McKendry explores the thematic and visual boundaries of the metaphysical narrative
With its low-brow-meets-high-concept Lovecraftian premise and some truly heady visuals, Glorious should be a firm favourite at Fantastia, where it world premieres, and a likely popular choice when it bows on streamer Shudder on August 18. The presence in the cast of J.K. Simmons, who voices the toilet-dwelling deity, should also pique some interest, and lead Ryan Kwanten also has a dedicated following thanks to TV’s True Blood and cult films like Red Hill and Knights Of Badassdom.
Kwanten is Wes, who, when we first meet him, is practically passing out behind the wheel of his car on an unidentified American backroad. Sweaty and pallid, he pulls into an isolated reststop; the way in which he clutches a photo of a pretty girl and leaves numerous pleading messages on her voicemail gives an insight into his emotional state. Cranking up the volume on his car radio, he downs a bottle of liquor and engages in a night of one-man mayhem; waking up face down in the dirt, he lurches to the bathroom — and there the fun begins.
Through the wall of his toilet stall, which is daubed with an elaborate mural of a female demon with a glory hole for a mouth (hence the films’s play-on-word title) drifts a kindly voice (Simmons). After some awkward small-talk, the voice reveals that it belongs to an ancient god who has been forced out of his ethereal state by his demonic father, and is beginning to take corporeal form.
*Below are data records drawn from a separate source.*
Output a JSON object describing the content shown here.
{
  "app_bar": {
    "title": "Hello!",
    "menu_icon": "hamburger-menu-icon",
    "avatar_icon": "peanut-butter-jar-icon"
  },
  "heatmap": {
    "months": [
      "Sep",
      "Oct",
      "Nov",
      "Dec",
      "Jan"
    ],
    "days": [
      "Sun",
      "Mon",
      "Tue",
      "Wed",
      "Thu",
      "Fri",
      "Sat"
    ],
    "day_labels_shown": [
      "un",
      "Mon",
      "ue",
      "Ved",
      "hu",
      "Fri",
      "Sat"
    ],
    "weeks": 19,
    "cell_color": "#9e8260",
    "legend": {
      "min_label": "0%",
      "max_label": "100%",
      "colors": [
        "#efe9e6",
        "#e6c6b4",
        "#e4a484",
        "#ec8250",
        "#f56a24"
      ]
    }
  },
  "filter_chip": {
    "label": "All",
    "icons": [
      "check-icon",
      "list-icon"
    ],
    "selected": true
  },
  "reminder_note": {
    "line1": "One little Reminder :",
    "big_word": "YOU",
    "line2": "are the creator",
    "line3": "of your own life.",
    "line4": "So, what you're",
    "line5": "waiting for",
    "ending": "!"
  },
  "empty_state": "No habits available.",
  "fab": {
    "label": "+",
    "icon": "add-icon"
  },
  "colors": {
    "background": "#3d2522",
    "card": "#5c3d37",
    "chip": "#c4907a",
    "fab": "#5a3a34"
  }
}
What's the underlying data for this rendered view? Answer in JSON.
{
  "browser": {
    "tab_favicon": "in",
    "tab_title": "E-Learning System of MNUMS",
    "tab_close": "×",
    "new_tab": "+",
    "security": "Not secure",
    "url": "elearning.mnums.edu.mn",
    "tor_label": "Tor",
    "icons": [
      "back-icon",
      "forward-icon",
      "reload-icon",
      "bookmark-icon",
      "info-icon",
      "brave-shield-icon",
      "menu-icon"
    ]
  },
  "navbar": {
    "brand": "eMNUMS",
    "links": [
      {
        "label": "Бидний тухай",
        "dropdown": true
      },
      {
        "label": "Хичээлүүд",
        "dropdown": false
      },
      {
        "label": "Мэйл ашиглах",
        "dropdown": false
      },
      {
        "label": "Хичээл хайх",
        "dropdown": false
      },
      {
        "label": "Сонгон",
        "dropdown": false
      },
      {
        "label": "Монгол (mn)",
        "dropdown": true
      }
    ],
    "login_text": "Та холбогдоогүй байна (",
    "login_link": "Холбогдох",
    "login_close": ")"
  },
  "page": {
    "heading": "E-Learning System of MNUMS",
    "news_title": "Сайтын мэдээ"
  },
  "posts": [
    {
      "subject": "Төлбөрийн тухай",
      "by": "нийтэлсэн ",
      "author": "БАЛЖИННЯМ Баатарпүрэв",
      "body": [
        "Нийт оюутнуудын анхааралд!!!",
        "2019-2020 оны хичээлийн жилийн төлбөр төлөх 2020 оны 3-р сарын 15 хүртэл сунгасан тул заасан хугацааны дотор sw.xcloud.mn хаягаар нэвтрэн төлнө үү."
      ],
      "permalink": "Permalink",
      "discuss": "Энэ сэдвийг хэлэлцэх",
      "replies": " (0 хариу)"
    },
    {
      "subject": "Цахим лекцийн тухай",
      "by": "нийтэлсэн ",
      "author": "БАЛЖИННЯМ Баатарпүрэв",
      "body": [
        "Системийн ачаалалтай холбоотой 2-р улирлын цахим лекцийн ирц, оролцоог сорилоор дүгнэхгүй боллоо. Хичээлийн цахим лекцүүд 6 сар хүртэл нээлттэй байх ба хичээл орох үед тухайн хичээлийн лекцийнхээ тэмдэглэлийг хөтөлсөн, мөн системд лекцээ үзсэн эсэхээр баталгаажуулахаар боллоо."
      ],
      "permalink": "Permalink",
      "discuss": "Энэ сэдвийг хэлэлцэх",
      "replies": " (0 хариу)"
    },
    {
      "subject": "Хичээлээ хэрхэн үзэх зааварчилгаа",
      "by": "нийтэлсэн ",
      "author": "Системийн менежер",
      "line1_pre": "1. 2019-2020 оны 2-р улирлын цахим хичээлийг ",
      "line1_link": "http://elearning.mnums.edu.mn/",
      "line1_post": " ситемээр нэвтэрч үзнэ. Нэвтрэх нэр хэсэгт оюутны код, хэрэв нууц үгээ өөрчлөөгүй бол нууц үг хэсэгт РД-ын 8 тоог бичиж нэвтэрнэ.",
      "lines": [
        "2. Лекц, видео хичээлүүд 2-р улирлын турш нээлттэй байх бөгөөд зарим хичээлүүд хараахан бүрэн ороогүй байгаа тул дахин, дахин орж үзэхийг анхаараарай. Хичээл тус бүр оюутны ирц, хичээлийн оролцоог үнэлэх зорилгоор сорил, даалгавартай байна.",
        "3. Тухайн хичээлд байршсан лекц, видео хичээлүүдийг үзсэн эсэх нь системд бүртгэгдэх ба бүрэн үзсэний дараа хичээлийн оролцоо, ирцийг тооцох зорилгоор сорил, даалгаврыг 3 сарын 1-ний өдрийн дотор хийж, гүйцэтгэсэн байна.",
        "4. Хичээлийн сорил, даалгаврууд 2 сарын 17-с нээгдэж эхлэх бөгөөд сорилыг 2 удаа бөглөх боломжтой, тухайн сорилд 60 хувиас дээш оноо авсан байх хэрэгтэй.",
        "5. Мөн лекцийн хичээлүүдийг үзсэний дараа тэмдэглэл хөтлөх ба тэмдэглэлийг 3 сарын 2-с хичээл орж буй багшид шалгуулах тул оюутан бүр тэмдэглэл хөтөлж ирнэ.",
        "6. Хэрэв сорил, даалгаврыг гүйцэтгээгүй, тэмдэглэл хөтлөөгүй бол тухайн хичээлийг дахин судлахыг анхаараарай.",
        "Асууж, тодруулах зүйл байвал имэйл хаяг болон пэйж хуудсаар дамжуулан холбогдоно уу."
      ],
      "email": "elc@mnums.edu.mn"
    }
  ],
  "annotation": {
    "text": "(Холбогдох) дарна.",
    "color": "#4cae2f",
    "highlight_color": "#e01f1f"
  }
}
If that happens, the entire world will be destroyed — and only Wes has the power to stop him.
With the bathroom door locked tight, we watch in real-time as Wes runs the gamut from incredulous disbelief and fear to furious rage and grudging acceptance. Kwanten keeps Wes largely wound up tight, desperately trying to hold it together, to make some sense of this extraordinary turn of events. Hints of buried secrets and past traumas are slowly drawn out as he faces up to both his past and his unavoidable fate. Simmons’ measured, largely-benevolent delivery is at delicious odds with the utter carnage he unleashes in the bathroom.
As Wes meets his maker (or perhaps his undoer), the deft screenplay by Todd Rigney, Joshua Hull and David Ian McKendry presents an intriguing exploration of the vulnerability of the human condition, the damning legacy of toxic masculinity and the place of original sin and religious redemption in modern humanity. Crucially, it wears these philosophies lightly; moments of humour, from the wry to the absurd, punctuate (and often puncture) intense moments, and the visuals are never less than eye-popping.
Cinematographer David Matthews utilises every grungy inch of this one-room setting — cracked mirrors, shadowy corners, and that strange pulsating glow and sticky mucous coming from the locked stall are a stark contrast to well-timed flashbacks which are daubed in the golden glow of nostalgia. The colour palette lurches from otherworldly purples to visceral reds and the pitch black void of Wes’s own fracturing mind, and the soundtrack takes in everything from death metal to the disorienting jolly strains of 1905 tune ‘Wait Till The Sun Shines, Nellie’. It’s a trip, and then some.
Production companies: Alliance Media Partners, Fallback Plan Productions
Producers: Christian Armogida, Jason Scott Goldberg, Morgan Peter Brown, Joe Wicker, Bob Portal, Inderpal Singh
Screenplay: Todd Rigney, Joshua Hull, David Ian McKendry
Production design: Peter Kelly
Editing: Joseph Shahood
Cinematography: David Matthews
Music: Jake Hull
Main cast: Ryan Kwanten, J.K. Simmons, Andre Lamar